It looks like we might have done our Windows 8 coverage the wrong way around as we are now seeing a host of articles that are showing off the new look of the desktop, the Metro UI News, Sports and Weather apps and more. This is very odd as we have been talking about much this since the Build Conference. Still it is very possible that some of these sites are now listing these items in a new PR push for Microsoft. After all the most recent one we saw on the new Desktop Look had a direct quote from them on Aero and the “vista” look.
When Microsoft first announced that only Microsoft based products would have access to the “desktop” mode in Windows on ARM (Windows RT) we began to wonder just how long it would take for Mozilla, Google, Opera and others to chime in about how wrong this is. We now have heard from Mozilla who seems to feel that this lock out from the desktop is nothing more than Microsoft being unfair to the competition and, according to Mozilla, is in violate of the promises Microsoft made to both the EU and the US DoJ.
Windows 8 will be released for both x86 and ARM tablets in Q4 of this year (2012). We have talked about what that means to both Apple and Google and managed to ruffle more than a few feathers in the process. Today we read an interesting story that shows the New iPad is scoring the same as the iPad 2 when it comes to Futuremark’s Peacekeeper benchmark. This test is meant to test different browsers and their ability to perform different tasks. According to the results page the New iPad scored just one more point than the iPad2. This does not mean that the hardware is slower, in fact is means just the opposite considering a few important factors.
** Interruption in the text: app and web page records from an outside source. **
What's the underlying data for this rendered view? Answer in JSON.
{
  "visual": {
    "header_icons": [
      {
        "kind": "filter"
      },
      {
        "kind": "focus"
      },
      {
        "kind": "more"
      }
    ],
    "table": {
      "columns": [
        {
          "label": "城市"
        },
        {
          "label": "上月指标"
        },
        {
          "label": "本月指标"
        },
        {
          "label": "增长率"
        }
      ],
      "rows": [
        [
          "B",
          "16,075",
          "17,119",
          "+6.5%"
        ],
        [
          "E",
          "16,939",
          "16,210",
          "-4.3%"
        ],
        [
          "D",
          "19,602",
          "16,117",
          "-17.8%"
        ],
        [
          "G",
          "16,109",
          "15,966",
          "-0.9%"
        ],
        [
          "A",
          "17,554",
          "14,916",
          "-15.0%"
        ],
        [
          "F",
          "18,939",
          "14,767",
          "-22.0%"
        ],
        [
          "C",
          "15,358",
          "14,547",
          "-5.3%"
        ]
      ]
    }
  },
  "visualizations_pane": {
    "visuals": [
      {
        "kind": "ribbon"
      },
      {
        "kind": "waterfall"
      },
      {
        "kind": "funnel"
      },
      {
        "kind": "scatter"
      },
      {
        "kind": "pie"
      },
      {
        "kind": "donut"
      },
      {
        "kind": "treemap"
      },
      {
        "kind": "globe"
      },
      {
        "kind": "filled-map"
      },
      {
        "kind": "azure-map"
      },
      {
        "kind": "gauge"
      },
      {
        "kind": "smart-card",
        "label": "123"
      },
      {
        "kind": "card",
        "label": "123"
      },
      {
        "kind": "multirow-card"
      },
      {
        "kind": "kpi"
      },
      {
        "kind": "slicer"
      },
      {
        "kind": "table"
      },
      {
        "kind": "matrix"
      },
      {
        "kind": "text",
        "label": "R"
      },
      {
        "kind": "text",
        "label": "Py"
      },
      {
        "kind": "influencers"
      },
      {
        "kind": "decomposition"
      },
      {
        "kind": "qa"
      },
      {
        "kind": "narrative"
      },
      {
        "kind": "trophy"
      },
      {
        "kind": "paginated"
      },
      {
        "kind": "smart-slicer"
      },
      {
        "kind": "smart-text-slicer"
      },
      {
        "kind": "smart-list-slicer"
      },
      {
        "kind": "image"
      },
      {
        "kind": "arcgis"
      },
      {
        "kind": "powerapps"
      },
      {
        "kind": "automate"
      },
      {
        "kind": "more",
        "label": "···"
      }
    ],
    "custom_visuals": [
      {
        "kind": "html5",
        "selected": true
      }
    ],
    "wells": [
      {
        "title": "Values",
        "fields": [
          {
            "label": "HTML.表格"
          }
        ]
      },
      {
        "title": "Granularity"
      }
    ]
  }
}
Microsoft is doing the hard sell on Windows 8 features and in particular they have made a valiant effort to push past some of the bad press (and consumer grumbling) about Metro UI and the way many of the apps are locked down. We have talked a little about this and even touched on it during some of our gaming coverage. Although you can launch “desktop” applications from the Start Screen (The Metro UI interface) you are not actually running them there. The only apps that will run in Metro UI Mode are ones that are downloaded from the Microsoft Store. This limits the functionality of the OS in many ways. Sure you can get some applications to interact with each other, but even then there are limitations.